- Age of onset less than 20 or more than 55 years.
- Loss of control of the bowel or bladder.
- Weakness or numbness in a leg or arm.
- Foot drop, disturbed gait.
- High fever.
- Saddle anaesthesia (numbness of the anus, perineum or genitals).
- History of carcinoma.
- Structural deformity.
These symptoms could indicate spinal cord compression, possible cauda equina syndrome or the presence of a tumour or infection.

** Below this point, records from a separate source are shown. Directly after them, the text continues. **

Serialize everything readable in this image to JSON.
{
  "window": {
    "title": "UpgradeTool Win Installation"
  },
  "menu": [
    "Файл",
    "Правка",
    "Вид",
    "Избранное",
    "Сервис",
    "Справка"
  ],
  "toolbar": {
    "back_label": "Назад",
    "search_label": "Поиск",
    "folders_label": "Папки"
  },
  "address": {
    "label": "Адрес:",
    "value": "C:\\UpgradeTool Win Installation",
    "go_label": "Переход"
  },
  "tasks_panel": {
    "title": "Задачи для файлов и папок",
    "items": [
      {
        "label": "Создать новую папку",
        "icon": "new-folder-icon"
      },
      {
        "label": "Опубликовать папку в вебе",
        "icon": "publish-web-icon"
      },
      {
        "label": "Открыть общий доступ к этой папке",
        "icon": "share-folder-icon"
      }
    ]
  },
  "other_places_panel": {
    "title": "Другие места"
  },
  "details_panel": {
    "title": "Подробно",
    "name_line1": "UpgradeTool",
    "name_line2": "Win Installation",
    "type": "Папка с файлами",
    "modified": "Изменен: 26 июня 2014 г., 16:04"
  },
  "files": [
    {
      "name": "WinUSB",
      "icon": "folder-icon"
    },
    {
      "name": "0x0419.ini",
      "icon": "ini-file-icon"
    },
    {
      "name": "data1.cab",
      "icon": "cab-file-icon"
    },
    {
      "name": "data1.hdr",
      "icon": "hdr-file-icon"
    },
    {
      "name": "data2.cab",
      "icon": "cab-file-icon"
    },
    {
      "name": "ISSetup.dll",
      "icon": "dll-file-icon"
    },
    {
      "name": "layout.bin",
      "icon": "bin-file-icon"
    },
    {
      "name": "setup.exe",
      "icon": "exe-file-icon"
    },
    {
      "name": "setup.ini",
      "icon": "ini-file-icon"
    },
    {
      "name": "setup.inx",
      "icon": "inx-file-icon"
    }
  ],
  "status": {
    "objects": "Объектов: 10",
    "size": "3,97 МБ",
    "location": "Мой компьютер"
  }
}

It is important to try to establish the type of pain as well as where and when it is felt.
As well as these symptoms, you should also be aware of: trauma - whether the patient had a recent fall from a height or a traffic accident; unexplained weight loss; any steroid use; difficulty passing urine; ill health or any other medical conditions.
Gradual onset before the age of 40 could indicate an inflammatory disorder. It is essential to find out the patient's history of cancer because the primary site or any metastases could cause back pain.
- Lumbar disc herniation.
- Peripheral neuropathies.
- Cauda equina syndrome.
- Primary or metastatic carcinoma.
- Mechanical origin.
- Disease of rheumatoid, vascular or visceral origin.
- For advice on referring patients with acute low back pain see the NICE Referral Advice document published in 2001: www.nice.org.uk/nicemedia/pdfReferraladvice.pdf.